Element data from apps and pages
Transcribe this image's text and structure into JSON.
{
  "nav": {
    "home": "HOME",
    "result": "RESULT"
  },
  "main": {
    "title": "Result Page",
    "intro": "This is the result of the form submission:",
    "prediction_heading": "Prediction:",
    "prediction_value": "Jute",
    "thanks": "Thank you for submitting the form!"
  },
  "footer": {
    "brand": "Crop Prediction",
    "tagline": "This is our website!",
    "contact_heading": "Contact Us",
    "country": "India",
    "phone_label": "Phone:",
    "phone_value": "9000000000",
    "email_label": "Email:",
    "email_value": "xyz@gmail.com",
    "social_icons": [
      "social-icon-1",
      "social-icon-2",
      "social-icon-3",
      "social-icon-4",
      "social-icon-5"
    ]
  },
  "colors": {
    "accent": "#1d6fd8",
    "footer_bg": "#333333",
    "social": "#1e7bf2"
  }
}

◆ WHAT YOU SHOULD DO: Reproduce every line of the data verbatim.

◆ OUTPUT OF THE TASK:
Transcribe this image's text and structure into JSON.
{
  "nav": {
    "home": "HOME",
    "result": "RESULT"
  },
  "main": {
    "title": "Result Page",
    "intro": "This is the result of the form submission:",
    "prediction_heading": "Prediction:",
    "prediction_value": "Jute",
    "thanks": "Thank you for submitting the form!"
  },
  "footer": {
    "brand": "Crop Prediction",
    "tagline": "This is our website!",
    "contact_heading": "Contact Us",
    "country": "India",
    "phone_label": "Phone:",
    "phone_value": "9000000000",
    "email_label": "Email:",
    "email_value": "xyz@gmail.com",
    "social_icons": [
      "social-icon-1",
      "social-icon-2",
      "social-icon-3",
      "social-icon-4",
      "social-icon-5"
    ]
  },
  "colors": {
    "accent": "#1d6fd8",
    "footer_bg": "#333333",
    "social": "#1e7bf2"
  }
}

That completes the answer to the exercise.